Six months ago I started writing on China and technology for Mind Matters. This has been a learning experience for me. I had to become familiar with the history of modern China so I could write about current events and analyze news articles in light of China’s history. I couldn’t get away with a passing knowledge of Tiananmen Square, which happened when I was in grade school. Or the Cultural Revolution, which ended when my parents were children. Or the disastrous Great Leap Forward and the resulting famine that killed millions of people. These events color so much of modern-day China, but they were largely unfamiliar to me.
By way of example, the protests and unrest in Hong Kong cannot be understood without going back to the events in Tiananmen Square on June 4, 1989, a date that is screened by the Chinese censors on the mainland. Or, take for example, the willingness of many Chinese people to forgo freedoms for economic stability. This can’t be understood without recognizing that there are many people alive today who lived through the widespread poverty and famine during the Mao years.
For my recent Mind Matters article “Why China Leans Hard on Central Asia,” I needed to look at the origins of the People’s Republic and the Communist Party of China. When the Communist party took control in 1949, Russia served as China’s model for politics and economics. The current relationship between China, Russia, and Central Asia revolves around the Belt and Road Initiative. The Belt and Road Initiative is China’s push to become a global superpower. Its many-pronged projects include connecting China to Europe, Russia, and the Middle East via the Central Asian countries of Kazakhstan, Tajikistan, Uzbekistan, and Kyrgyzstan, the so-called Silk Road Economic Belt.
To understand the current politics between China and Central Asia, I then had to go back to 1991 and the fall of the Soviet Union. I will confess my ignorance to just how intertwined the Soviet Union was with the Chinese Communist Party who looked to Lenin and Marx as models for their economy. The fall of the Soviet Union was devastating to China, and the government still obsessively studies what happened so they will not make the same mistakes. One article that I found particularly helpful on this time period was “How Vladimir Putin’s Embrace of China Weakens Russia” in The Economist. This 4,000-word article is a great primer on Sino-Russian relations that I recommend for those interested in the countries’ entangled history and current relationship. It’s really a helpful read.
In writing this article, I also needed to create profiles of each of the countries, Kazakhstan, Tajikistan, Uzbekistan, and Kyrgyzstan. I will confess my ignorance (again). I could point on a map to the general location of these countries, but I would not have been able to tell you which one was which. Although all three countries formed in 1993 after the Soviet Union, they ended up developing in different ways.
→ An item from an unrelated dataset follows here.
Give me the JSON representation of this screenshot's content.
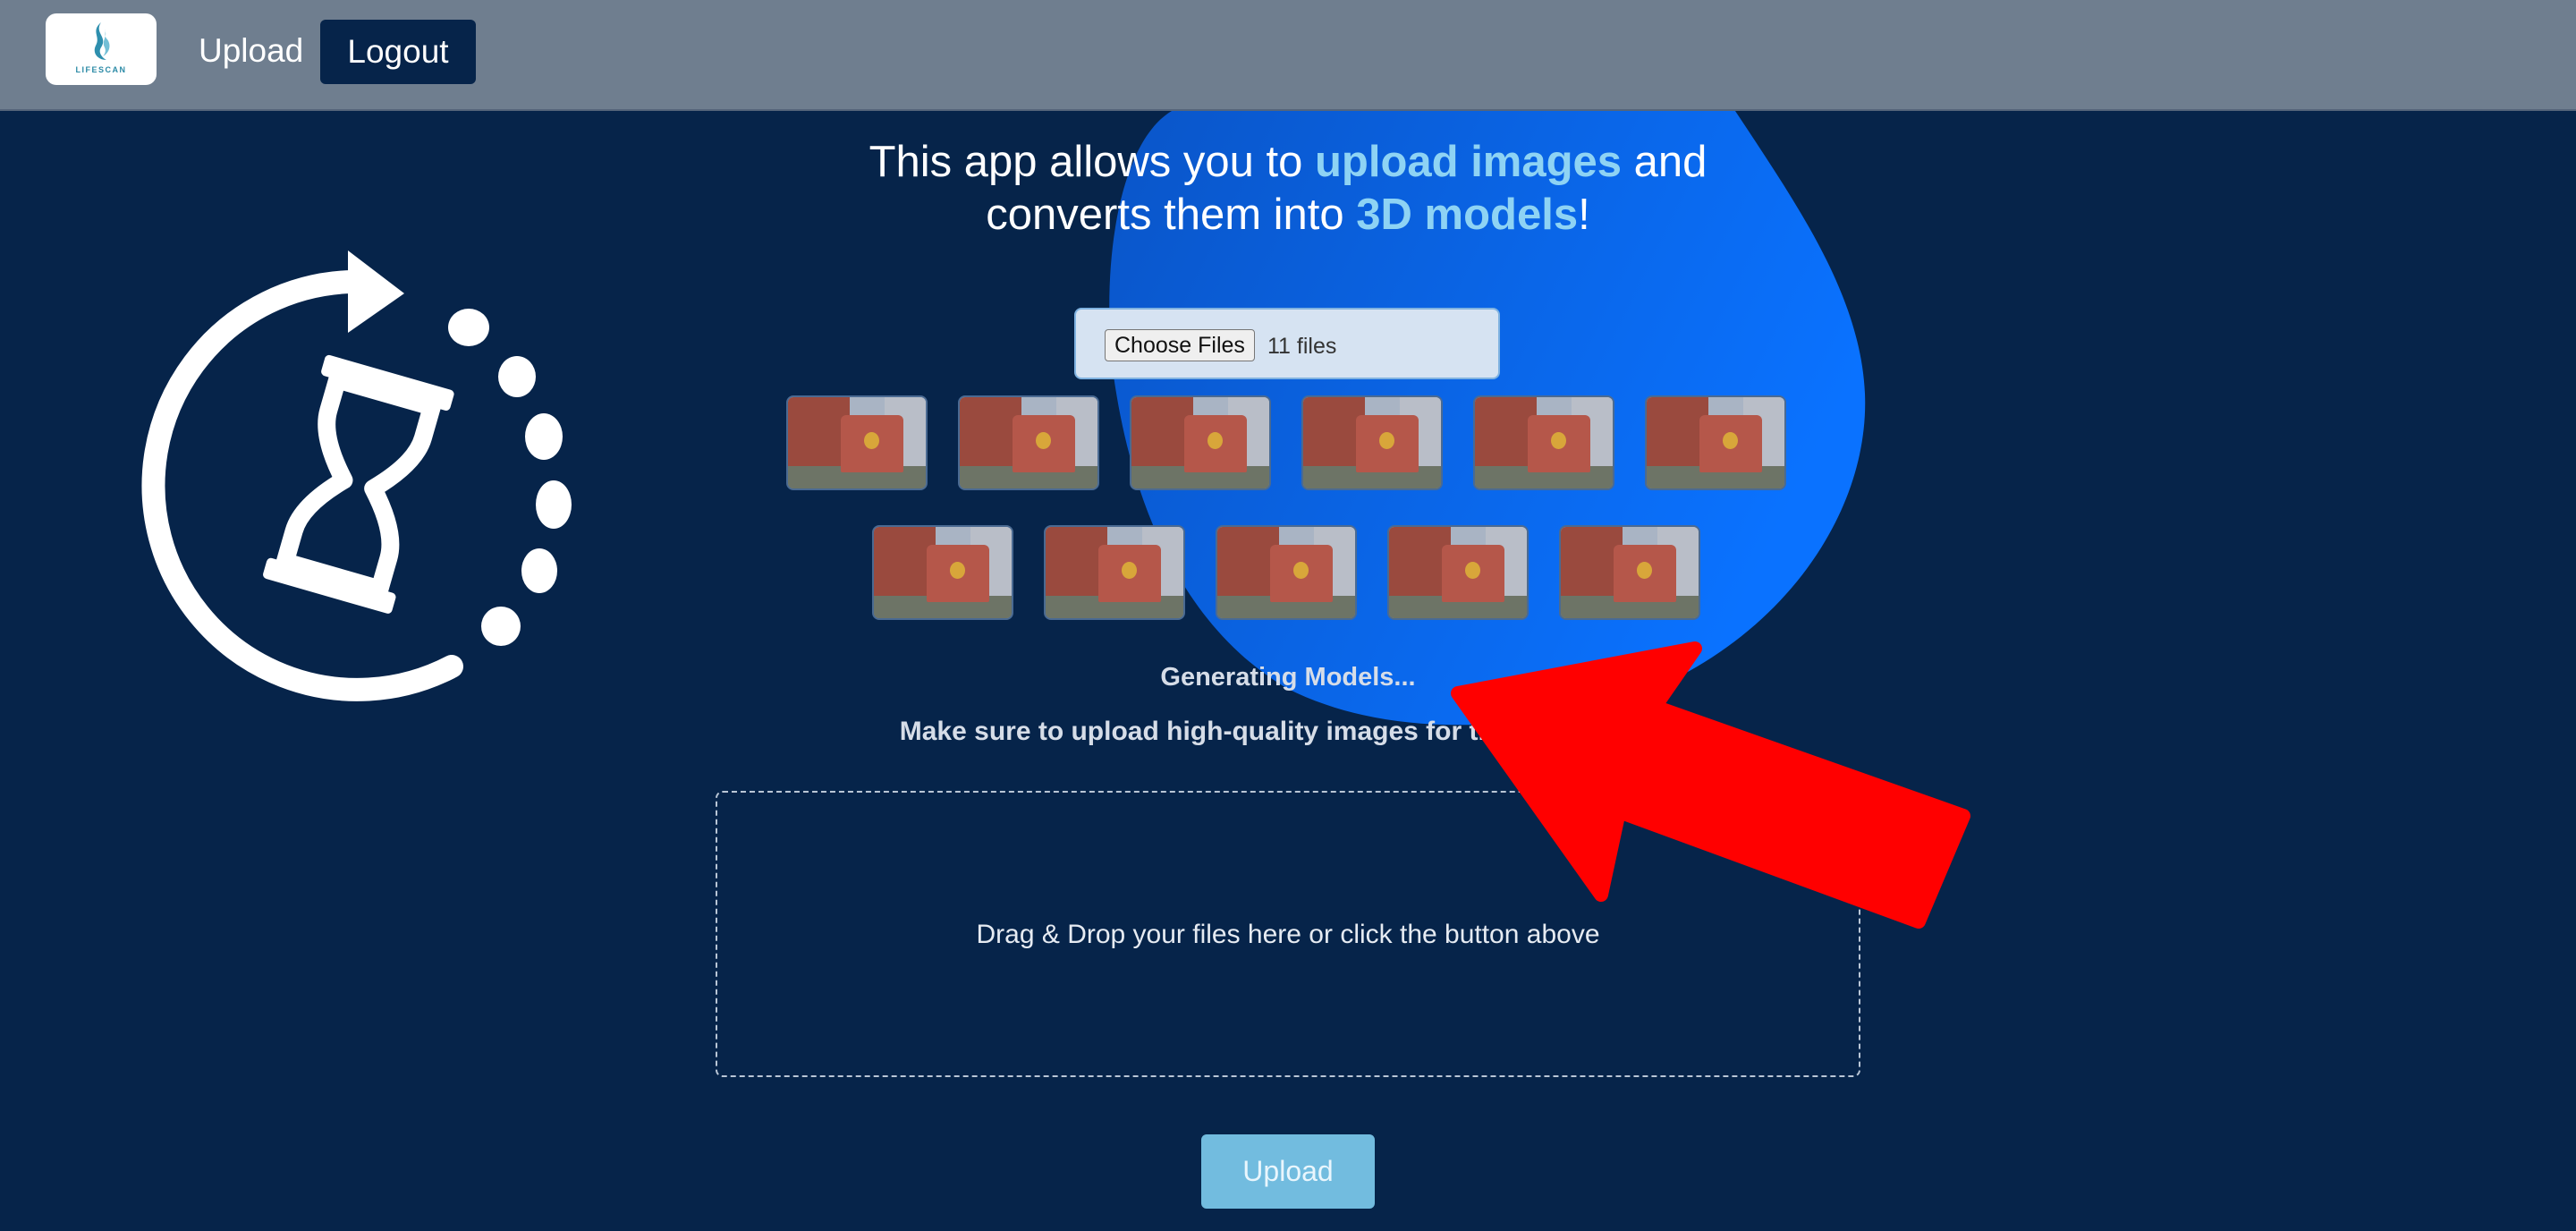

Kazakhstan, for example, is the wealthiest of the four countries, while Tajikistan has one of the lowest per capita GDPs in the world. China loans money for infrastructure projects to all of the countries, but Tajikistan risks becoming debt-distressed more so than Kazakhstan because China owns around 53% of Tajikistan’s debt. In order to pay some of this debt, Tajikistan has ceded some of its disputed border territories to China.
I had already done some preliminary research on the Belt and Road Initiative when I first started writing on China, but I needed a greater understanding of what exactly this complex project is. It turns out that is not an easy question to answer. The project is a complicated global initiative, but the way it will be accomplished is left intentionally obscure. I appreciated the Brookings Institute’s panel discussion of the Belt and Road, here. Foreign Policy and The Diplomat had some helpful articles too, and Nature had a largely positive article about the research possibilities that the Belt and Road could bring.
It took me a while to put this article together because I had to decide what information to include and what to leave out. Similar to writing a character arc in a fiction story, while I, the author, needed the backstory the reader can do without all the details. So I removed several fascinating historical facts about Russia and China to keep the article on point. I also had to remove some of the ins and outs of China’s deals with Central Asia. I needed to give a brief overview, not an exhaustive report.
Overall, the process for writing this article ended up being a little more extensive than some of my other articles, mainly because of the subject matter. The history of China’s relationship with Russia and the rest of Asia (including India) seemed like a jumbled knot of who’s in, who’s out, and who’s making an alliance. I found myself wanting to use teen drama words, like “frenemies,” to describe these relationships because “sometimes allies” didn’t quite paint the picture. If you’re looking for an interesting read at the end of your holiday break, I recommend taking a look at some of these articles.